Rolls-Royce wins Belgian research ship contract

Paul Gunton
Paul Gunton
ShipInsight

08 November 2018


A contract for ship design and equipment systems for a new vessel to replace the Belgian research vessel RV Belgica has been won by Rolls-Royce.

The vessel, which is to replace the current RV Belgica, will be a UT 844 WP design from Rolls-Royce. Detailed engineering and construction will take place at Freire’s shipyard in Vigo, Spain and the vessel is scheduled for delivery towards the end of 2020. Rolls-Royce currently has design and system deliveries for two other vessels under construction at Freire Shipyard.

In addition to ship design, Rolls-Royce will supply the main propulsion system, including side thrusters, Promas integrated propulsion and maneuvering system, power electric system and steering gear.

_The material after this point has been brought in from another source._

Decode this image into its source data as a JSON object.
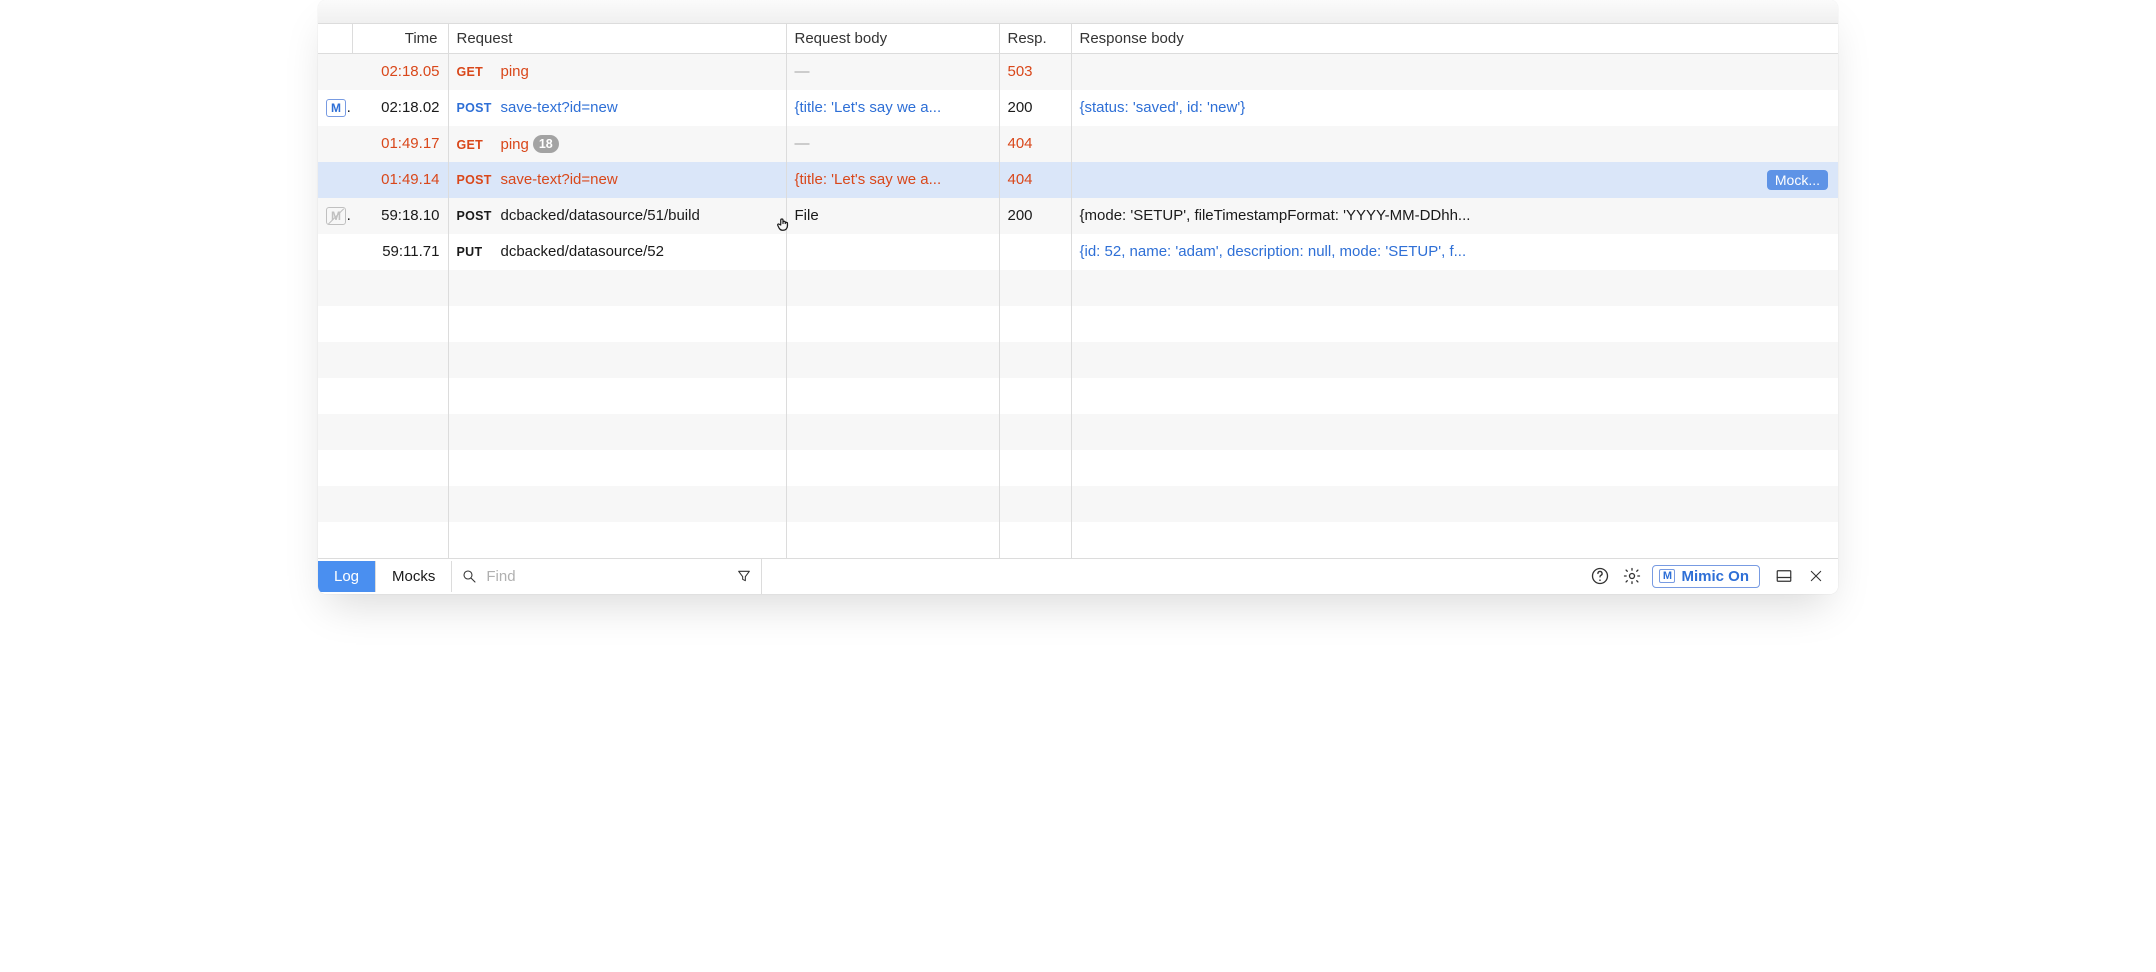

A vital part of the systems delivery is also automation and control systems such as the propulsion control system, Unified Bridge and dynamic positioning (DP).

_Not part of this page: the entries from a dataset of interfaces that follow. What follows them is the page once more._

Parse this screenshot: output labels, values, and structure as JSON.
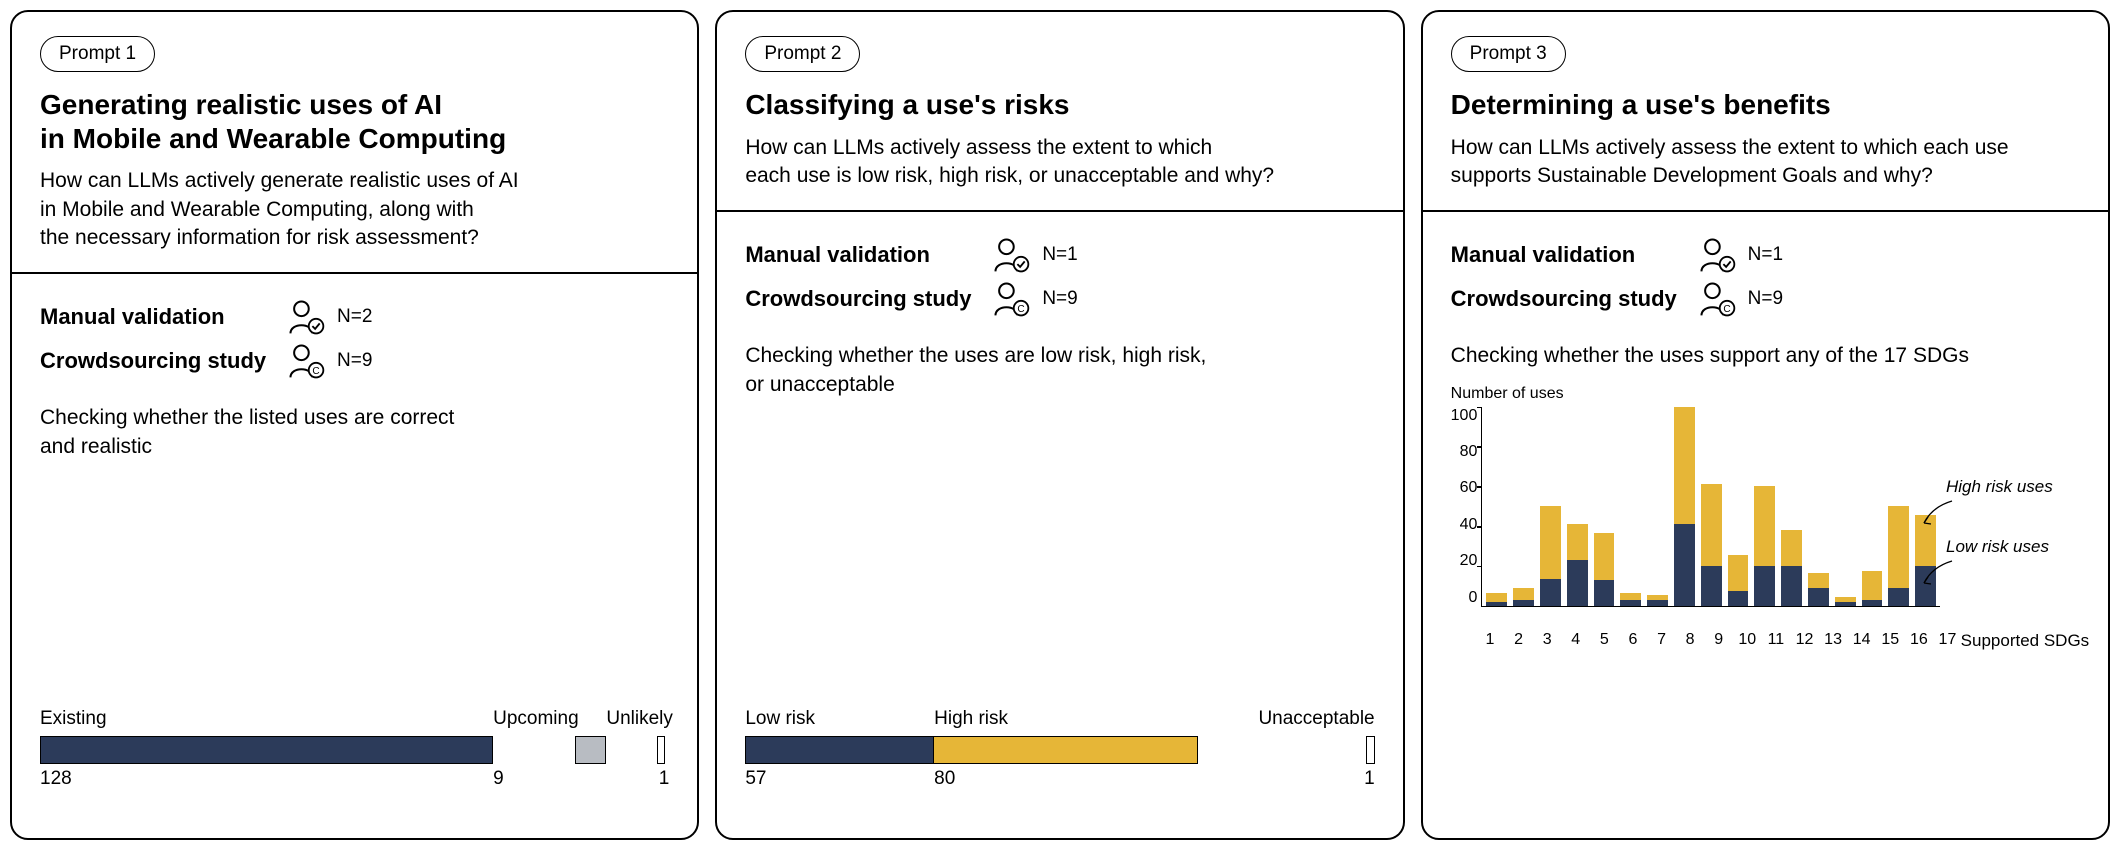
{
  "panels": [
    {
      "badge": "Prompt 1",
      "title": "Generating realistic uses of AI\nin Mobile and Wearable Computing",
      "desc": "How can LLMs actively generate realistic uses of AI\nin Mobile and Wearable Computing, along with\nthe necessary information for risk assessment?",
      "manual_label": "Manual validation",
      "manual_n": "N=2",
      "crowd_label": "Crowdsourcing study",
      "crowd_n": "N=9",
      "check": "Checking whether the listed uses are correct\nand realistic"
    },
    {
      "badge": "Prompt 2",
      "title": "Classifying a use's risks",
      "desc": "How can LLMs actively assess the extent to which\neach use is low risk, high risk, or unacceptable and why?",
      "manual_label": "Manual validation",
      "manual_n": "N=1",
      "crowd_label": "Crowdsourcing study",
      "crowd_n": "N=9",
      "check": "Checking whether the uses are low risk, high risk,\nor unacceptable"
    },
    {
      "badge": "Prompt 3",
      "title": "Determining a use's benefits",
      "desc": "How can LLMs actively assess the extent to which each use\nsupports Sustainable Development Goals and why?",
      "manual_label": "Manual validation",
      "manual_n": "N=1",
      "crowd_label": "Crowdsourcing study",
      "crowd_n": "N=9",
      "check": "Checking whether the uses support any of the 17 SDGs"
    }
  ],
  "chart_data": [
    {
      "type": "bar",
      "title": "",
      "categories": [
        "Existing",
        "Upcoming",
        "Unlikely"
      ],
      "values": [
        128,
        9,
        1
      ],
      "colors": [
        "#2c3b5a",
        "#b8bcc2",
        "#ffffff"
      ]
    },
    {
      "type": "bar",
      "title": "",
      "categories": [
        "Low risk",
        "High risk",
        "Unacceptable"
      ],
      "values": [
        57,
        80,
        1
      ],
      "colors": [
        "#2c3b5a",
        "#e6b637",
        "#ffffff"
      ]
    },
    {
      "type": "bar",
      "stacked": true,
      "title": "Number of uses",
      "xlabel": "Supported SDGs",
      "ylabel": "Number of uses",
      "ylim": [
        0,
        100
      ],
      "yticks": [
        0,
        20,
        40,
        60,
        80,
        100
      ],
      "categories": [
        "1",
        "2",
        "3",
        "4",
        "5",
        "6",
        "7",
        "8",
        "9",
        "10",
        "11",
        "12",
        "13",
        "14",
        "15",
        "16",
        "17"
      ],
      "series": [
        {
          "name": "Low risk uses",
          "color": "#2c3b5a",
          "values": [
            2,
            3,
            15,
            25,
            14,
            3,
            3,
            45,
            22,
            8,
            22,
            22,
            10,
            2,
            3,
            10,
            22
          ]
        },
        {
          "name": "High risk uses",
          "color": "#e6b637",
          "values": [
            5,
            7,
            40,
            20,
            26,
            4,
            3,
            65,
            45,
            20,
            44,
            20,
            8,
            3,
            16,
            45,
            28
          ]
        }
      ],
      "annotations": [
        "High risk uses",
        "Low risk uses"
      ]
    }
  ],
  "colors": {
    "navy": "#2c3b5a",
    "yellow": "#e6b637",
    "grey": "#b8bcc2"
  }
}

The project team responsible for the new research vessel is formed by the Belgian Defence, the Belgian Science Policy Office (BELSPO) and the Royal Belgian Institute of Natural Sciences – Operational Directorate Natural Environment (RBINS-OD Nature).

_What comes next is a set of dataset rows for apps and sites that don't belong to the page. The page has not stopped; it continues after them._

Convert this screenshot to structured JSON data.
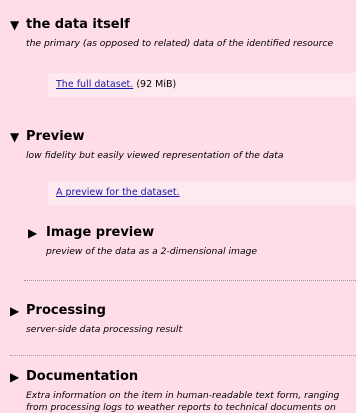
{
  "data_itself": {
    "title": "the data itself",
    "description": "the primary (as opposed to related) data of the identified resource",
    "link_text": "The full dataset.",
    "link_size": "(92 MiB)"
  },
  "preview": {
    "title": "Preview",
    "description": "low fidelity but easily viewed representation of the data",
    "link_text": "A preview for the dataset."
  },
  "image_preview": {
    "title": "Image preview",
    "description": "preview of the data as a 2-dimensional image"
  },
  "processing": {
    "title": "Processing",
    "description": "server-side data processing result"
  },
  "documentation": {
    "title": "Documentation",
    "description": "Extra information on the item in human-readable text form, ranging from processing logs to weather reports to technical documents on instruments to related publications."
  },
  "icons": {
    "expanded": "triangle-down-icon",
    "collapsed": "triangle-right-icon"
  },
  "colors": {
    "background": "#ffdde8",
    "link_box": "#ffe9f1",
    "link": "#1a1aa6"
  }
}
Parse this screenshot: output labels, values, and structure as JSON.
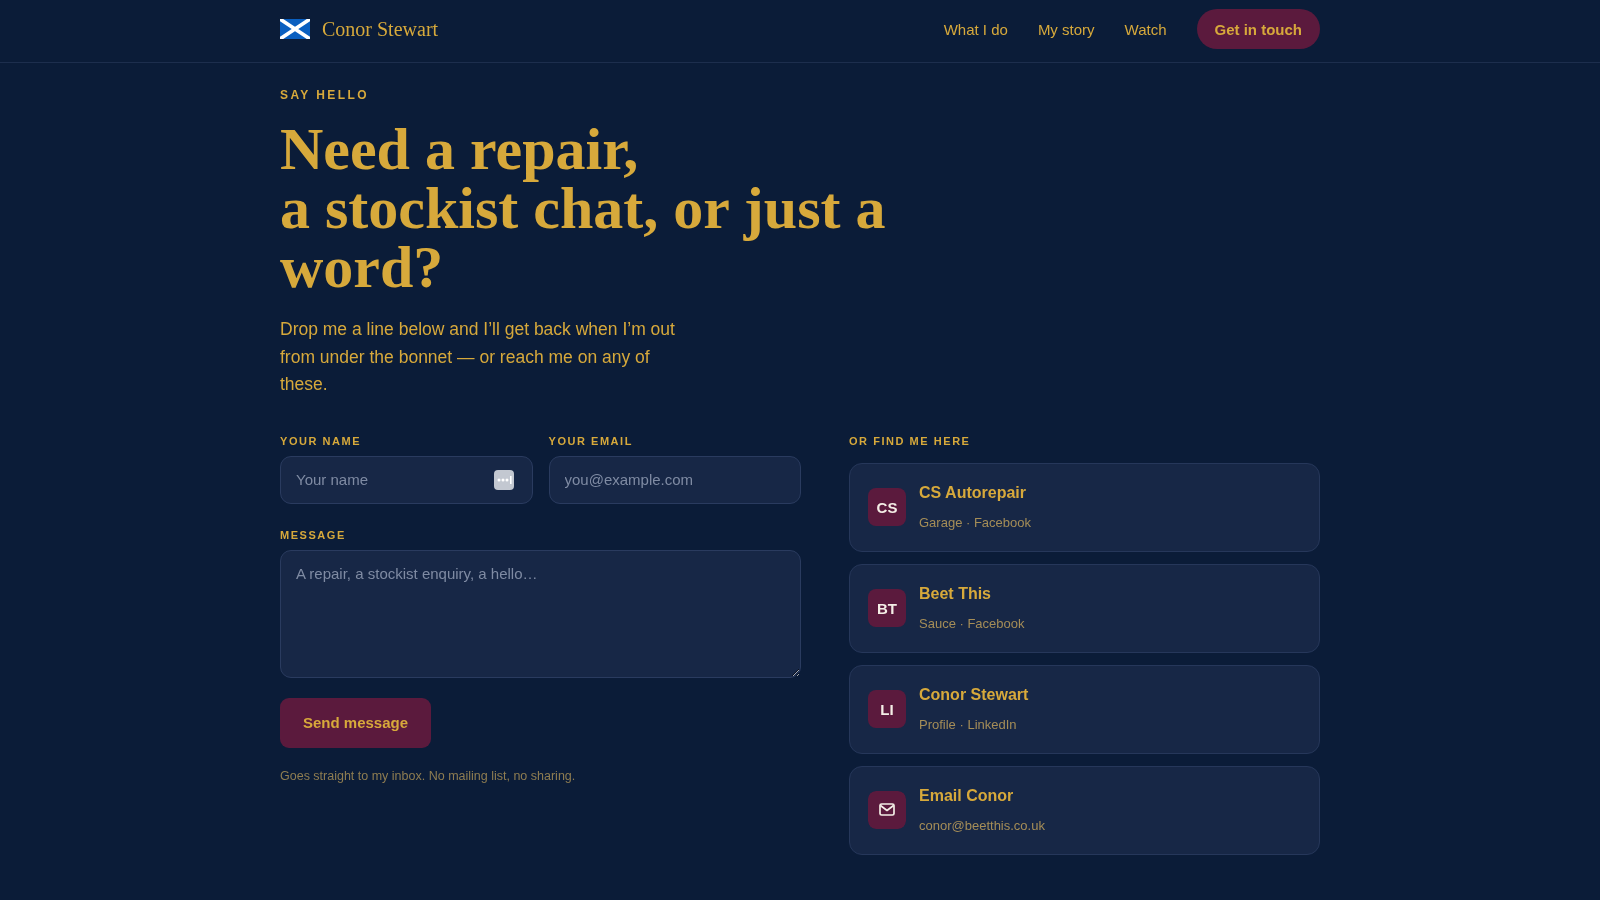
{
  "header": {
    "brand": "Conor Stewart",
    "nav": [
      "What I do",
      "My story",
      "Watch"
    ],
    "cta": "Get in touch"
  },
  "intro": {
    "eyebrow": "SAY HELLO",
    "heading": [
      "Need a repair,",
      "a stockist chat, or just a word?"
    ],
    "text": "Drop me a line below and I’ll get back when I’m out from under the bonnet — or reach me on any of these."
  },
  "form": {
    "fields": [
      {
        "kind": "text",
        "label": "YOUR NAME",
        "placeholder": "Your name",
        "autofill_icon": true
      },
      {
        "kind": "email",
        "label": "YOUR EMAIL",
        "placeholder": "you@example.com"
      },
      {
        "kind": "textarea",
        "label": "MESSAGE",
        "placeholder": "A repair, a stockist enquiry, a hello…"
      }
    ],
    "submit": "Send message",
    "note": "Goes straight to my inbox. No mailing list, no sharing."
  },
  "contacts": {
    "title": "OR FIND ME HERE",
    "items": [
      {
        "kind": "initials",
        "initials": "CS",
        "title": "CS Autorepair",
        "subtitle": "Garage · Facebook"
      },
      {
        "kind": "initials",
        "initials": "BT",
        "title": "Beet This",
        "subtitle": "Sauce · Facebook"
      },
      {
        "kind": "initials",
        "initials": "LI",
        "title": "Conor Stewart",
        "subtitle": "Profile · LinkedIn"
      },
      {
        "kind": "email",
        "title": "Email Conor",
        "subtitle": "conor@beetthis.co.uk"
      }
    ]
  }
}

The IMO polar code compliant vessel will be designed to carry out research and survey tasks in the North Sea and its adjacent sea areas, but also in the Mediterranean and more northern areas. It will cater for the requirements of the Belgian marine scientific community when performing advanced marine research and education at sea – today and in the coming years. This will include research within the fields of geology and sedimentology, fisheries, biology, chemistry, oceanography (including meteorology). In addition, the vessel will be part of hydrography campaigns.

Asbjørn Skaro, Rolls-Royce, Director Digital & Systems - Marine, said, “Three European countries have now chosen Rolls-Royce as a supplier of design and technology to their new research vessels; Belgium, Norway and the UK. These are all advanced, high-tech vessels that will carry out fundamental research at sea and below the seabed. We are of course honoured to be part of such great tasks.”